Well I finally managed to stop procrastinating about 10:00pm this evening, because I really really had to start writing Which.
And I did.
Oh, what a jolly time I'm having - and I've chopped out one of the TV shows I was going to incorporate.
Just because I'm writing something fun doesn't mean that I'm not applying all the tools at my disposal, because it still needs to be good (hopefully).
The TV programmes I'm combining are Being Human and Torchwood. And I've started the story by echoing the opening of Ep.1 of Being Human (script). Cutting to a brief scene in the Torchwood Hub (Cardiff), then an all-action sequence in Bristol.
But the writing tools? As Lucy mentioned on her blog the other day, consequence is everything - everything in your script must flow logically, and as a dependent action, from the previous event. Aristotle, over 2000 years ago, warned against episodic stories, so this has been known about for a while.
In his book "Writing a Great Movie", Jeff Kitchen expounds a technique which helps you to write consequential plot lines. It involves starting at the end and working backwards. You write down the end you want and say "which is caused directly by...". You do this at a high level for the overall action. Then do the same for each sequence within the story. And then even down to individual scenes.
I applied this technique to Which as I came home on the train today. Obviously it didn't take very long because I'm only aiming for 10-15 pages. But the important thing was that I had planned to include The Sarah Jane Adventures in the story as well but, using this technique, it was found to be surplus to requirements.

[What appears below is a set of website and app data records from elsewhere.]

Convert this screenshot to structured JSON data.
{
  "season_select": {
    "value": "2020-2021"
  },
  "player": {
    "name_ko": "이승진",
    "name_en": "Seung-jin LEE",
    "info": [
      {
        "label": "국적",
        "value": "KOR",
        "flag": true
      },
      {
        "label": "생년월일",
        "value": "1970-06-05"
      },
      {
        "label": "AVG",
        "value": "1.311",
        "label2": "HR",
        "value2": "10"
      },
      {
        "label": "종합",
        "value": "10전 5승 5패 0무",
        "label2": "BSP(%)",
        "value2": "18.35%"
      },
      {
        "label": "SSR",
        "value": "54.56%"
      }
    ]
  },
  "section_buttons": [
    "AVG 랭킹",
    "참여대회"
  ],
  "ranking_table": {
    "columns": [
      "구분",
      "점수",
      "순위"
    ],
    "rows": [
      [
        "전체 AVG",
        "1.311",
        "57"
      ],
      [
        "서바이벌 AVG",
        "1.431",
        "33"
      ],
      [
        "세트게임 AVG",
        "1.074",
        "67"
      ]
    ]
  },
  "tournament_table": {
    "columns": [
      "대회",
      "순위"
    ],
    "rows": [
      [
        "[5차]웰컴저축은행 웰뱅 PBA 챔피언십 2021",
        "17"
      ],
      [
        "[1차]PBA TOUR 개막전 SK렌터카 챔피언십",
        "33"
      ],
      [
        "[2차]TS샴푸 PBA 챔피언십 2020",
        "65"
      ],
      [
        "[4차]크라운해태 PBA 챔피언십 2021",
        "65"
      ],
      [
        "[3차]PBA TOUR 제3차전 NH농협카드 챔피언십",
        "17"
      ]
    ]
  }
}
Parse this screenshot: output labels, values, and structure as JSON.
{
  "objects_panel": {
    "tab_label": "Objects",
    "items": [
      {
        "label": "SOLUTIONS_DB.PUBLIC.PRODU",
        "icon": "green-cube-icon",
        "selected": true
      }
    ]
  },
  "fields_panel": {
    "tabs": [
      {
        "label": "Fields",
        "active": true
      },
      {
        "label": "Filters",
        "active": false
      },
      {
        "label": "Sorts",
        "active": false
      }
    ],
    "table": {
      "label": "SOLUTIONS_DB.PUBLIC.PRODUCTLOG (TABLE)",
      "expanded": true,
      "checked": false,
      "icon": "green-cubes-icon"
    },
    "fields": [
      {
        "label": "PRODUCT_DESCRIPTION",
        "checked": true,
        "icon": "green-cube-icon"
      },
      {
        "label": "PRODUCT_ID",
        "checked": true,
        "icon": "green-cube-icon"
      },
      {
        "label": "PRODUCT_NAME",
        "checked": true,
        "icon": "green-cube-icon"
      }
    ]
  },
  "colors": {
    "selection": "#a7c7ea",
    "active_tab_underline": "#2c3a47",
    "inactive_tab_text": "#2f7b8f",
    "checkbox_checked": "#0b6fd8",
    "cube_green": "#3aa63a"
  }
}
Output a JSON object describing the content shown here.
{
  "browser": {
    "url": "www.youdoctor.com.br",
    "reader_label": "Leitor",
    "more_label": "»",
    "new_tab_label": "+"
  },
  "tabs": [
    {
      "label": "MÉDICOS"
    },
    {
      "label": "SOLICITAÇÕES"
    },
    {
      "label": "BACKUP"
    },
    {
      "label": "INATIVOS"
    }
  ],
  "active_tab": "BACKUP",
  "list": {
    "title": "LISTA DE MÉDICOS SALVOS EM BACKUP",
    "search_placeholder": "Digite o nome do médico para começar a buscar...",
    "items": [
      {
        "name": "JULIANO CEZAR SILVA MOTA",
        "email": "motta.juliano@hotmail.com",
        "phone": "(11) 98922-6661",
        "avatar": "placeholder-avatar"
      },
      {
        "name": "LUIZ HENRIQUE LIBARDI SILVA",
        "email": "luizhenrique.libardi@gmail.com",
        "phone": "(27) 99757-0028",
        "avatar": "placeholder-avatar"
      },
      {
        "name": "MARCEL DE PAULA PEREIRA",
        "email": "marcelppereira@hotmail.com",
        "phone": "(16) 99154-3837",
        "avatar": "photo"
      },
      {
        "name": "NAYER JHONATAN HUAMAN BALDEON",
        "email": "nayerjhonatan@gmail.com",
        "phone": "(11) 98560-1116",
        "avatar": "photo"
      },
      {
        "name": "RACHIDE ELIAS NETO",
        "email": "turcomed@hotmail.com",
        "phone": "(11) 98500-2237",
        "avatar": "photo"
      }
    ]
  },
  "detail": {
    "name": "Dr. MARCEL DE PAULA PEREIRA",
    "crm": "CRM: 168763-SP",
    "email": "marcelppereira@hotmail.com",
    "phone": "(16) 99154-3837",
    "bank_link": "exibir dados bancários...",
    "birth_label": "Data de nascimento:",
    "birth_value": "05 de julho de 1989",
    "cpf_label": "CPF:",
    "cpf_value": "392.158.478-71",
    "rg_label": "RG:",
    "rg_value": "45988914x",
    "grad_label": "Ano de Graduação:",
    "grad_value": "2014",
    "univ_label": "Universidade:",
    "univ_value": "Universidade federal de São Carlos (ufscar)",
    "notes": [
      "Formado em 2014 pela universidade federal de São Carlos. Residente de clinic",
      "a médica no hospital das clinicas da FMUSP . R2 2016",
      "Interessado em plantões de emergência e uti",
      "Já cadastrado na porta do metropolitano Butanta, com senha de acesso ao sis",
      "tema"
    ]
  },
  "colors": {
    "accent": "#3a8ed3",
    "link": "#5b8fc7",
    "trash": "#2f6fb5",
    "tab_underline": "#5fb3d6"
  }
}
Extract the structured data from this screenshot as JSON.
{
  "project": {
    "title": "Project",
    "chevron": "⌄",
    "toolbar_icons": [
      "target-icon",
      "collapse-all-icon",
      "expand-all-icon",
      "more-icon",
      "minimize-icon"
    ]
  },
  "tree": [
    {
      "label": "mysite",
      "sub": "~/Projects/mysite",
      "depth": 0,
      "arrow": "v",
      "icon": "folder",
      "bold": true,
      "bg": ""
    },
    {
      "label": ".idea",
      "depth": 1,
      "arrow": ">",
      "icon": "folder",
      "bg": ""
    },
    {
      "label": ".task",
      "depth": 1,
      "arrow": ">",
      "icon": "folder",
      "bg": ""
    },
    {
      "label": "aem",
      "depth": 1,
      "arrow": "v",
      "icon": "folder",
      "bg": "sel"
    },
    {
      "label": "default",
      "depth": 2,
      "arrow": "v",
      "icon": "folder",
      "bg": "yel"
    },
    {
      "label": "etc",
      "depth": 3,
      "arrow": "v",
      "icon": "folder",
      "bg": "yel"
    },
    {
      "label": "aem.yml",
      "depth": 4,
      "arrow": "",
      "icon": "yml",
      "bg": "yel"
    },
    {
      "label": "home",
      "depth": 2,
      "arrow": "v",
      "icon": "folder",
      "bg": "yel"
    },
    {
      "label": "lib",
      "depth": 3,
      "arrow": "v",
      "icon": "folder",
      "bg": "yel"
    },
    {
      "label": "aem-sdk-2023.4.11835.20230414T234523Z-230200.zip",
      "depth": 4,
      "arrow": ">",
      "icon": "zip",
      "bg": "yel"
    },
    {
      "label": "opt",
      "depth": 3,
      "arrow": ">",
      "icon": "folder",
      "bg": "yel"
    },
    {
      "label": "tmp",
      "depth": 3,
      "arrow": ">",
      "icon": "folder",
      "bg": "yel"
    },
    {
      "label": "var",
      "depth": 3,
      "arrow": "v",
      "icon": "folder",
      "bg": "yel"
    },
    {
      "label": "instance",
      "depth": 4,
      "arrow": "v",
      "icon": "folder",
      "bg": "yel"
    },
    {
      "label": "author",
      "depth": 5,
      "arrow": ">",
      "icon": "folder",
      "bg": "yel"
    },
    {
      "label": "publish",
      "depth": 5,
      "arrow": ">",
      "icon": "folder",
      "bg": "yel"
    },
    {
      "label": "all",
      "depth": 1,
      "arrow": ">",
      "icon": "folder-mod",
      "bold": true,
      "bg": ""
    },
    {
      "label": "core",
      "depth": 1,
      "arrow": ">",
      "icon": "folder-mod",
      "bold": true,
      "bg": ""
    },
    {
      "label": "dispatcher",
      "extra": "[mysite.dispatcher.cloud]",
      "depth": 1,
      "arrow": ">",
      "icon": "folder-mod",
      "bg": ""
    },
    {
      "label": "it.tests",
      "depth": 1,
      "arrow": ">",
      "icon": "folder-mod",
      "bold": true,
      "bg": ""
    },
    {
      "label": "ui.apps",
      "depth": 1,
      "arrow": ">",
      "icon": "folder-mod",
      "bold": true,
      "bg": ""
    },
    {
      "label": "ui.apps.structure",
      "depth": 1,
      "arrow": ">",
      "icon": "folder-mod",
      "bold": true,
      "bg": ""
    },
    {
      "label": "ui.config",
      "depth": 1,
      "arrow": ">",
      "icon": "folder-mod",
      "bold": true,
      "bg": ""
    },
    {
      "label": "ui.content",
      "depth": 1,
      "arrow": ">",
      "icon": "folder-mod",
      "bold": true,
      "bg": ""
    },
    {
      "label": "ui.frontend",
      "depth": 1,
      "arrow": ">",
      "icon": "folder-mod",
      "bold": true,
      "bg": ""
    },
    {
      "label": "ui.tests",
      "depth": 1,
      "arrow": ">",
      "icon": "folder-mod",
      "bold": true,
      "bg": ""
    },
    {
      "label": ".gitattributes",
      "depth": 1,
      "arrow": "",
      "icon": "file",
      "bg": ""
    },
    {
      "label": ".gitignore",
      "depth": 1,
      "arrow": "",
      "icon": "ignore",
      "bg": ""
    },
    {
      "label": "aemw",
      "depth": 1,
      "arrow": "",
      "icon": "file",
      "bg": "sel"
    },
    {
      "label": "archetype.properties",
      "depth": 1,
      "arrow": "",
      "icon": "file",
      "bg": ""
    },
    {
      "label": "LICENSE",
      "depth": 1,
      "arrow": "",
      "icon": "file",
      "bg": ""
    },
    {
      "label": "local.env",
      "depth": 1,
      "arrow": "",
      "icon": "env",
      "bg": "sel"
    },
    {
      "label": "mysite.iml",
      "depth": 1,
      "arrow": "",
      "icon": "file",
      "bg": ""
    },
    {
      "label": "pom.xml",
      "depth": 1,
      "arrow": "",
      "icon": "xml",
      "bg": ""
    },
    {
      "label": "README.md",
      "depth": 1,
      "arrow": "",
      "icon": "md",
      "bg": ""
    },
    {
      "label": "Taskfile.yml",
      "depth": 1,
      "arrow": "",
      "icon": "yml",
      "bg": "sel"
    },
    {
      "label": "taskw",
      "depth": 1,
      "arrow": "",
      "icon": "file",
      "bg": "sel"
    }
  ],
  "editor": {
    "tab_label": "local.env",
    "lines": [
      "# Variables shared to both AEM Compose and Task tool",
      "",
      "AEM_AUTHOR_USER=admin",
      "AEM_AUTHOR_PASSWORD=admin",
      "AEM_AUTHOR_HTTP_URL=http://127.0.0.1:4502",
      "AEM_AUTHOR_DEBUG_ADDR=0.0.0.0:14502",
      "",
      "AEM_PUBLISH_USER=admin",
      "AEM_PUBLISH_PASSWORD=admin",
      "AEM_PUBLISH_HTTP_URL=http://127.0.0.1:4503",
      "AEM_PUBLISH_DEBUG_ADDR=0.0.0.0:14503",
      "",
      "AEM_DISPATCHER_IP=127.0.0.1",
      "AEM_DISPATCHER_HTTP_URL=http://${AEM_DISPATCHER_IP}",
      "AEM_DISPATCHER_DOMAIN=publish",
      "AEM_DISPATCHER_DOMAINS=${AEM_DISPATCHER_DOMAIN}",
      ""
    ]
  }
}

So there we go. Fun fun fun.
What's on the turntable? "Amarok" by Mike Oldfield (58 minutes in)